● Task directions: Please state how many lines of the records below contain the word "link". Give the number and nothing else.
▬▬▬
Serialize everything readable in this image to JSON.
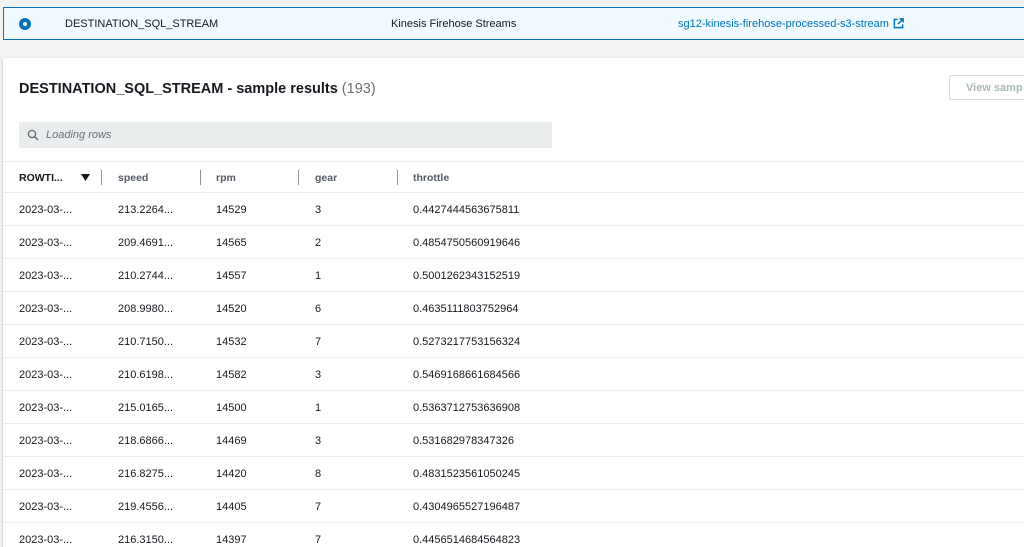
{
  "destination": {
    "name": "DESTINATION_SQL_STREAM",
    "type": "Kinesis Firehose Streams",
    "link": "sg12-kinesis-firehose-processed-s3-stream"
  },
  "panel": {
    "title": "DESTINATION_SQL_STREAM - sample results",
    "count": "(193)",
    "view_button": "View samp"
  },
  "search": {
    "placeholder": "Loading rows"
  },
  "table": {
    "headers": [
      "ROWTI...",
      "speed",
      "rpm",
      "gear",
      "throttle"
    ],
    "rows": [
      [
        "2023-03-...",
        "213.2264...",
        "14529",
        "3",
        "0.4427444563675811"
      ],
      [
        "2023-03-...",
        "209.4691...",
        "14565",
        "2",
        "0.4854750560919646"
      ],
      [
        "2023-03-...",
        "210.2744...",
        "14557",
        "1",
        "0.5001262343152519"
      ],
      [
        "2023-03-...",
        "208.9980...",
        "14520",
        "6",
        "0.4635111803752964"
      ],
      [
        "2023-03-...",
        "210.7150...",
        "14532",
        "7",
        "0.5273217753156324"
      ],
      [
        "2023-03-...",
        "210.6198...",
        "14582",
        "3",
        "0.5469168661684566"
      ],
      [
        "2023-03-...",
        "215.0165...",
        "14500",
        "1",
        "0.5363712753636908"
      ],
      [
        "2023-03-...",
        "218.6866...",
        "14469",
        "3",
        "0.531682978347326"
      ],
      [
        "2023-03-...",
        "216.8275...",
        "14420",
        "8",
        "0.4831523561050245"
      ],
      [
        "2023-03-...",
        "219.4556...",
        "14405",
        "7",
        "0.4304965527196487"
      ],
      [
        "2023-03-...",
        "216.3150...",
        "14397",
        "7",
        "0.4456514684564823"
      ]
    ]
  },
  "colors": {
    "accent": "#0073bb",
    "selected_bg": "#f1faff",
    "page_bg": "#f2f3f3"
  },
  "icons": {
    "radio": "radio-selected-icon",
    "external": "external-link-icon",
    "search": "search-icon",
    "sort": "sort-descending-icon"
  }
}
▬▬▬
● Solved exercise: 2